Source data

++++++++

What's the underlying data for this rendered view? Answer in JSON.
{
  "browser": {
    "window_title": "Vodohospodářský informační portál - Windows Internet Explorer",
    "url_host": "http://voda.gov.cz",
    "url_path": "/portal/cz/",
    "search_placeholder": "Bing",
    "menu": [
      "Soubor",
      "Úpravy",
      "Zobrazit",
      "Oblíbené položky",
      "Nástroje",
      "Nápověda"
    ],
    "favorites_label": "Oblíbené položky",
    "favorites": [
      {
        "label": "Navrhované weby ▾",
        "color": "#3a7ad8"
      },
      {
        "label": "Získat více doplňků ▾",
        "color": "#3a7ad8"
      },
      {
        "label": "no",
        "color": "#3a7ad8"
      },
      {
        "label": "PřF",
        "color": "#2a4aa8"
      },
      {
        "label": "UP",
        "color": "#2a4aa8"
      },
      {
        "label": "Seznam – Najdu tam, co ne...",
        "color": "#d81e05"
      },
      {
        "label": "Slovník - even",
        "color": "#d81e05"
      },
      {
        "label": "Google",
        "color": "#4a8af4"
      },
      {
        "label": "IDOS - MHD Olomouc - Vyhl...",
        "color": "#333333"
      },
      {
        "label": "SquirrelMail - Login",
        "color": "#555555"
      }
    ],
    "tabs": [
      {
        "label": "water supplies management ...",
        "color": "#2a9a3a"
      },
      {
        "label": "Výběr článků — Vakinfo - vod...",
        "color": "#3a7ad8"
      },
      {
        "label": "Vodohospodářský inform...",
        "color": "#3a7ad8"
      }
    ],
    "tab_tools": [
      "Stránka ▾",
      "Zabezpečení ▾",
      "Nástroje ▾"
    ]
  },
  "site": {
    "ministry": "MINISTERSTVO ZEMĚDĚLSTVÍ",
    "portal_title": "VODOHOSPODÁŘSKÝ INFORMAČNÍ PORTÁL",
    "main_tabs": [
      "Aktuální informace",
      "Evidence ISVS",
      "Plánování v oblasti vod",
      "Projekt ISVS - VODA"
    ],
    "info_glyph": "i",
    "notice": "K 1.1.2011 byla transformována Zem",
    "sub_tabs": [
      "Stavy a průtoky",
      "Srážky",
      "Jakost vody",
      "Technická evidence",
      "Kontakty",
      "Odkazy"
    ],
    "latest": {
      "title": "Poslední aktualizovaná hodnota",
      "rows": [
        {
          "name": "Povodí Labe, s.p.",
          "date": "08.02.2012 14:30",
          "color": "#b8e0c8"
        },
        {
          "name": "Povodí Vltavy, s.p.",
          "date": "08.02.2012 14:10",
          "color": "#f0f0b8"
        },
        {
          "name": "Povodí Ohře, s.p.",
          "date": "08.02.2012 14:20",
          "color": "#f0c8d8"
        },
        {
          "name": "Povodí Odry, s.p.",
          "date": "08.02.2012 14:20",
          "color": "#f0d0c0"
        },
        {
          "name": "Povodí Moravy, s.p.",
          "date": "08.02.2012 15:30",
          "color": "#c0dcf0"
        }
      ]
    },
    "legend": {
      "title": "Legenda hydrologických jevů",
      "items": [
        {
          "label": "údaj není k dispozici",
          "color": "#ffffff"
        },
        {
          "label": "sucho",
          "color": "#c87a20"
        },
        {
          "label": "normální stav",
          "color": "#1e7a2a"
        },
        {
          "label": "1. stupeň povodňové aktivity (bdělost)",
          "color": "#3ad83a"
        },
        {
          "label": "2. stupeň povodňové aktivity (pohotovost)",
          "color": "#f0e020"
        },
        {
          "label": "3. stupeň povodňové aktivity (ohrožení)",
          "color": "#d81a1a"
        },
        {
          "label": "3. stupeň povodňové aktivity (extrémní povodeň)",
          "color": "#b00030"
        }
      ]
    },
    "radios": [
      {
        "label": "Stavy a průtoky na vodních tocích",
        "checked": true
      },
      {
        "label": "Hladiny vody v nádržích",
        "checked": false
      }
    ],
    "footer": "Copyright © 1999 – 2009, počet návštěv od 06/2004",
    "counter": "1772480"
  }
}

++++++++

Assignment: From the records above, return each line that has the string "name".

Exercise result:
          "name": "Povodí Labe, s.p.",
          "name": "Povodí Vltavy, s.p.",
          "name": "Povodí Ohře, s.p.",
          "name": "Povodí Odry, s.p.",
          "name": "Povodí Moravy, s.p.",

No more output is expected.